I took the two dogs out with me on Sunday on a short bicycle ride: only did about 1.5 miles. It didn’t take them long to get tired. Neither are used to be doing this much exercise. But, let me set the scene before I get into the story with the dogs and our adventure.
I am still working on my bicycle touring, trying to increase my distance and endurance, and working out what works for me. I had decided I wanted to be able to do some dirt/gravel road travel in addition to touring on the asphalt. While I had my bike in for a repair (a bent rear derailer) and upgrade for the back gear cassette, I consultated with my favorite bicycle repair person, Ben, at R.E.I., about the dual touring I wanted to do. He talked about ‘off-road’ tires for the bike. My bike is not a mountain bike. It is a big touring bike. They are heavier than mountain bikes or even my road bike, but still I had read some people who do touring also include dirt/gravel road riding. If you are in a third world country, often there are very few paved roads.
Ben said he wanted to do a little research first to see if he could find ones that would not require me to take off my fenders, especially the back one where there was little clearance. During the week, he ordered me some that should work both on the asphalt and dirt–dual purpose tires. My current ones, which are essentially brand new, are great road tires, but not for dirt/gravel roads. When they came in a week or so later, I took the bike in to get them changed out. (Yes, I could have done it myself but there were some other factors we had to make a decisions about.) Off-road, dual purpose tires are wider and have special treads on the sides to help stabilize you during turns on the dirt/gravel.
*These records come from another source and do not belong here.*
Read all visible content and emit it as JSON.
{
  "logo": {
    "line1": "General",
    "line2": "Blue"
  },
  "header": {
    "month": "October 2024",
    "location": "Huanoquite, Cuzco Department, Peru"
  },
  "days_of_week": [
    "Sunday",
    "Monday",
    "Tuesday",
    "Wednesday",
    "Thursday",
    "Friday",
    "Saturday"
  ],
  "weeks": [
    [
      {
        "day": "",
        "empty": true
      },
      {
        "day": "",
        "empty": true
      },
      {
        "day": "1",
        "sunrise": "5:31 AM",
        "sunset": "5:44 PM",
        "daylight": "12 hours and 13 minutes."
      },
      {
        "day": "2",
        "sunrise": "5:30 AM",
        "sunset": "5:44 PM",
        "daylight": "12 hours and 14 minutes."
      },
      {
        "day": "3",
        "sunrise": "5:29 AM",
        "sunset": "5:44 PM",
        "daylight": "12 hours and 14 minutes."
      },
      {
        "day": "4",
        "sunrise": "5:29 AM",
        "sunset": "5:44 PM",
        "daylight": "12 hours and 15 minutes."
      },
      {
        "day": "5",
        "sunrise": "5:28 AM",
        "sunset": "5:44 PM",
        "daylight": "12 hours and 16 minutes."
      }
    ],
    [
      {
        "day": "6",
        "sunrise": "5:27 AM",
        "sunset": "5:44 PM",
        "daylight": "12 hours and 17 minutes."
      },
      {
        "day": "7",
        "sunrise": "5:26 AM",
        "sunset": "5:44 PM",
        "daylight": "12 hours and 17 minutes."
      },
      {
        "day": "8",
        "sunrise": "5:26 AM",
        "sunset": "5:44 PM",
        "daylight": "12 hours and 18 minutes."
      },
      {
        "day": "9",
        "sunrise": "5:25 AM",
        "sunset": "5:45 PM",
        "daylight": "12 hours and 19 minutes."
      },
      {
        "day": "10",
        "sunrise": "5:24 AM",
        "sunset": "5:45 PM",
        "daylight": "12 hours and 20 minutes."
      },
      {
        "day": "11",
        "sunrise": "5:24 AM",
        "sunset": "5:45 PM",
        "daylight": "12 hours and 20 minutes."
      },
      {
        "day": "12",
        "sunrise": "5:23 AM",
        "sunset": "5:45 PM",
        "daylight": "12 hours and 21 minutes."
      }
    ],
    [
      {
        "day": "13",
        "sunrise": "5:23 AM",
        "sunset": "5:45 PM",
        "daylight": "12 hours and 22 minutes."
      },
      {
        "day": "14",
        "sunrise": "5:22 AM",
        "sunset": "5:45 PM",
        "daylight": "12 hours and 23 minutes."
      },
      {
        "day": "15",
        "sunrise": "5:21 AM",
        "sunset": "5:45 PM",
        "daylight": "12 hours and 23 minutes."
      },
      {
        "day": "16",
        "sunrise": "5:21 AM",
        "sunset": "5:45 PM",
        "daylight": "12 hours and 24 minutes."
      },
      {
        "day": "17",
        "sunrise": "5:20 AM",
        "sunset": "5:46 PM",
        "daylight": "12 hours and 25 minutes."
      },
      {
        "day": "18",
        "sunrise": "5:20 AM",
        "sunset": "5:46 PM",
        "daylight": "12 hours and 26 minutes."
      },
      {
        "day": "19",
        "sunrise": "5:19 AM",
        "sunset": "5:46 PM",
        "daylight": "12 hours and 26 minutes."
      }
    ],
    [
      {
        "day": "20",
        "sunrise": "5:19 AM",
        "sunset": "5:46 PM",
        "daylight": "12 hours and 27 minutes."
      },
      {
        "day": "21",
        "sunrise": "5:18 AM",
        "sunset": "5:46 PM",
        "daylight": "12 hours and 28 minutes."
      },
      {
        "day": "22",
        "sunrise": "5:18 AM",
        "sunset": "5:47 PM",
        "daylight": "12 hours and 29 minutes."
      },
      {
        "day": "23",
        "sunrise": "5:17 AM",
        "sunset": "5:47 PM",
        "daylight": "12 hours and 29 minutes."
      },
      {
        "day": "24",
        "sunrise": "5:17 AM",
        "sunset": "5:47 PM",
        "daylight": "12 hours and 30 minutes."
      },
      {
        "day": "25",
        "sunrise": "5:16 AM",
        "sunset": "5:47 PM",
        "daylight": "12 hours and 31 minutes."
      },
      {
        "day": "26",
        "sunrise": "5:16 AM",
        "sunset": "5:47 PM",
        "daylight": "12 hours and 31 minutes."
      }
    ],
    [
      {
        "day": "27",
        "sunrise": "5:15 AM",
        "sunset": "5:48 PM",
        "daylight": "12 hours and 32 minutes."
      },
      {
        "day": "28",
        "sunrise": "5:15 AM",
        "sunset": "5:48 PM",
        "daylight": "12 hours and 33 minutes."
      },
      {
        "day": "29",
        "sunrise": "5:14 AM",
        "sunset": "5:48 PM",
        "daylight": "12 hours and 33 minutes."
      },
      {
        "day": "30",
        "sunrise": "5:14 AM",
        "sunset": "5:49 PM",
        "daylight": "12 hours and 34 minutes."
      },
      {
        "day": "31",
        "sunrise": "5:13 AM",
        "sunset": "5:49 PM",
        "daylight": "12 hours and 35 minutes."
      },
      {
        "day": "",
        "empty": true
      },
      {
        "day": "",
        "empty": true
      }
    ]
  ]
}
I was delighted when I got to R.E.I, The tires had brown sidewalls which went nicely with my new Brooks leather saddle (seat)–and not so bad with my handlebar bag. Then, Ben had the audacity to tell me I could also get brown leather handlebar padding when I got ready to replace them. Vanity, vanity, vanity. I know where part of my R.E.I. rebate is going next year. Okay, back to my story.
Got the bicycle with its new tires back home, but the rear tires was leaking a little air. The tires can be run tubeless. You just add a sealant inside the tire so that if it gets a puncture and it self seals. Now, I know several tricks for remedying air leaks, but it was still leaking. After trying all my tricks, and getting a few more from R.E.I. bike shop people, I still had a slow leak. I decided to put the tire up to pressure and take it for a couple of mile ride to see if that would seal it. So I did, and it helped. But, alas, still a tiny leak. So, another ride. This time it seemed to seal. When I got up the next morning, it was still reading 60 lbs! Bingo, problem solved.(more…)